Divergent product standards have been categorized as a major obstacle to international trade. Using a novel and comprehensive database on cross-country standard equivalences, this paper presents novel facts on international standard harmonization. In particular, the paper documents which countries lead the standard-setting process and which countries adopt other countries' standards. It is also shown that cross-country standard harmonization is largely achieved via international standard-setting organizations, in particular European ones. Most of international standard harmonization is done in the fields of information and telecommunications technology, health, environment and safety, as well as electrical engineering. In a second step, the paper quantifies the gains from cross-country standard harmonization for international trade flows.
Work in progress
Diversification and International Contagion
International Banking Research Network (IBRN) projects [link]
International Banking and Liquidity Risk Transmission: Evidence from France [link]IMF Economic Review, 2015, vol. 63(3), p. 479-495.

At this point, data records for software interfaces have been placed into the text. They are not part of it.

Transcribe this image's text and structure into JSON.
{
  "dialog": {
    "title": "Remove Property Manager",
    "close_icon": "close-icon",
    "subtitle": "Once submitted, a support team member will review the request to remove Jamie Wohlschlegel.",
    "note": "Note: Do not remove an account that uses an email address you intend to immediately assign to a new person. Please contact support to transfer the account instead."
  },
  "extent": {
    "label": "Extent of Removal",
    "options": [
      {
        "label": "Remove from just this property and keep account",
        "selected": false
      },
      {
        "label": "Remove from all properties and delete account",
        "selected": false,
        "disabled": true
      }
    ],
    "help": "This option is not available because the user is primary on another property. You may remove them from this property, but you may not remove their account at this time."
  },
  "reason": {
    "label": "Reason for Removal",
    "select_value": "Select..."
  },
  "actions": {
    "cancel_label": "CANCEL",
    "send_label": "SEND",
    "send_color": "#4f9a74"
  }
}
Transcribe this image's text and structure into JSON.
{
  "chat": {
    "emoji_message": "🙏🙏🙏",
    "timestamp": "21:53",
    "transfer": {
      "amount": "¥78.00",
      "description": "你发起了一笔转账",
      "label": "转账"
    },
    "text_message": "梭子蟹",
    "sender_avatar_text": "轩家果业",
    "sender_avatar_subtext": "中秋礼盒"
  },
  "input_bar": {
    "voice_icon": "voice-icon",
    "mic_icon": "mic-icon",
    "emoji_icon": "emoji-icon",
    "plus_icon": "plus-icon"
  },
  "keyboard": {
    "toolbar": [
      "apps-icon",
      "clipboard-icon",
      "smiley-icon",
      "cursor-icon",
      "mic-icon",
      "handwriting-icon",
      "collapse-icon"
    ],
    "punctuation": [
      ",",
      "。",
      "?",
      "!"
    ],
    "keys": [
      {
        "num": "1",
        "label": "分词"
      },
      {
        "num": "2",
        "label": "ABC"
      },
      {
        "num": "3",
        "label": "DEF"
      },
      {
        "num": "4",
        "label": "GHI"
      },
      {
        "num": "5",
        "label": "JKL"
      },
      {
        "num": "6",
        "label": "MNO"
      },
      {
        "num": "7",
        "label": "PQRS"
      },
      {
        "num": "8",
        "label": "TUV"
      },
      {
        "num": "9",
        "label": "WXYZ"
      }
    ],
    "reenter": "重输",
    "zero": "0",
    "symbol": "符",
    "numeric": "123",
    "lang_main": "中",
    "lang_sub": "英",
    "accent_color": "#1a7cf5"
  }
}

The Banque de France contribution analyzes the effect of liquidity risk on domestic and foreign lending, credit and intragroup funding by French banking groups. The paper finds that a higher core deposit ratio, a higher commitment ratio, and a low ratio of illiquid assets are associated with higher growth of certain types of lending during times of liquidity risk. These effects are mitigated when public liquidity is accessed, thus confirming that public liquidity provision was conducive to maintaining lending growth. Most importantly, it finds that the quantitative importance of liquidity risk is more pronounced for foreign lending, which may suggest that the particular banking model of French banks and the strong domestic retail sector contributed to the stability of domestic credit.

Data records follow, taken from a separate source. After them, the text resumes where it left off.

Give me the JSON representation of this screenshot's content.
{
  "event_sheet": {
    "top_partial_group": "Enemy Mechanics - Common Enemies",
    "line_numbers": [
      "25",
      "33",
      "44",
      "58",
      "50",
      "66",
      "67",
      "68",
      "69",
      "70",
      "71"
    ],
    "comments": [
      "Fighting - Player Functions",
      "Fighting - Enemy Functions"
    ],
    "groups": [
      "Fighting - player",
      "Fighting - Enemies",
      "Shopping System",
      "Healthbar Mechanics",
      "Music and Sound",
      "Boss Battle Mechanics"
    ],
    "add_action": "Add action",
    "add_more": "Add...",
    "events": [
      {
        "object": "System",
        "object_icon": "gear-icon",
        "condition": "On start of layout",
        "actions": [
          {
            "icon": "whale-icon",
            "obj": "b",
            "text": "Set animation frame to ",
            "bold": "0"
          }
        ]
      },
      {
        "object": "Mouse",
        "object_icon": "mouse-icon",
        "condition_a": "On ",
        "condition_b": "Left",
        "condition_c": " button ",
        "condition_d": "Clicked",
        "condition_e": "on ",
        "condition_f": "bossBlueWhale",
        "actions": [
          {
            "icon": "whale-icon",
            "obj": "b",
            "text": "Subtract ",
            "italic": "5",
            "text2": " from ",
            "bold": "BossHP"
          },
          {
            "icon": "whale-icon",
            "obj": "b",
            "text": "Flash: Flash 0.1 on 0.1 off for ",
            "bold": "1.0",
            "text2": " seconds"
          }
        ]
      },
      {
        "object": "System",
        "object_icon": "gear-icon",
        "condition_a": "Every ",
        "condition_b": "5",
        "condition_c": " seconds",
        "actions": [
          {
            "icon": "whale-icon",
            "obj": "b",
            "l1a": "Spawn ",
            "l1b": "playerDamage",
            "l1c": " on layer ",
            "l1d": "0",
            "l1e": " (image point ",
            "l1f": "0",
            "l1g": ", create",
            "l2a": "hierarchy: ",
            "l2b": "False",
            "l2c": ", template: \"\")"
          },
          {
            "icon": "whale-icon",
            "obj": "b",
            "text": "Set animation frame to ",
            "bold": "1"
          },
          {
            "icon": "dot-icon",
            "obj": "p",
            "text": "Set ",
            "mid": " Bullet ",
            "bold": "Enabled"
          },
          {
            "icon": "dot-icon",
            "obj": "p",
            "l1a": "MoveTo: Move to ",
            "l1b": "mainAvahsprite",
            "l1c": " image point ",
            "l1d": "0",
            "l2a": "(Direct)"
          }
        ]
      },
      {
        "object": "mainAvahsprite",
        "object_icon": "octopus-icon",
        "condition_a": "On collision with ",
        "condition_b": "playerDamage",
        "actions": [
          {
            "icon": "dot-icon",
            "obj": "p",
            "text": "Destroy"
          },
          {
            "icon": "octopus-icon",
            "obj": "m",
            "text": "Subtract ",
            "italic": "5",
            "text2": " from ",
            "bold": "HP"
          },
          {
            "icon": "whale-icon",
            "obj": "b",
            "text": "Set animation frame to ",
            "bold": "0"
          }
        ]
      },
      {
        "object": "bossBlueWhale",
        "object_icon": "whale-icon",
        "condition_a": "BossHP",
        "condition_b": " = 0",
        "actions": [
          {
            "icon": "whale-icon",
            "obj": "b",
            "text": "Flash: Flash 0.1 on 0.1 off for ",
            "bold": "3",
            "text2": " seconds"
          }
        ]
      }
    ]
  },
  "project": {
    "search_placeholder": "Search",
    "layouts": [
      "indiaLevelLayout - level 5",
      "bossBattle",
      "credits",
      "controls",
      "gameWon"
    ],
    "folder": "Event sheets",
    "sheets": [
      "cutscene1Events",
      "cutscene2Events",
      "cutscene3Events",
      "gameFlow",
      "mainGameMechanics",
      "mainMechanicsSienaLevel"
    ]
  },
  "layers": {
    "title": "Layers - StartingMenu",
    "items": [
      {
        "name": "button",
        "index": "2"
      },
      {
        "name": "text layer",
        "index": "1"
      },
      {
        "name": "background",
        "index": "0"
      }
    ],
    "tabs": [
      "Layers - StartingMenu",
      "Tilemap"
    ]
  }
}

International Banking and Cross-Border Effects of Regulation: Lessons from France [link]
International Journal of Central Banking, 2017, vol. 13(2), p. 163-193.
As part of the International Banking Research Network, the Banque de France contribution to the research project on prudential policy spillovers concentrates on the “outward” adjustment of French banks’ cross-border lending. We consider both adjustment of cross-border lending to foreign (“destination-country”) and French (“home-country”) regulation and investigate differences between financial and non-financial counterparties. For some regulatory measures, we find that French banks increase their cross-border lending growth in response to regulatory tightening abroad—presumably because they are not subject to these regulatory changes. All in all, we do not find particularly large quantitative adjustments to changes in foreign regulatory policies. Lastly, we find that balance sheet variables are important for the adjustment of crossborder lending growth in response to French regulatory policy changes.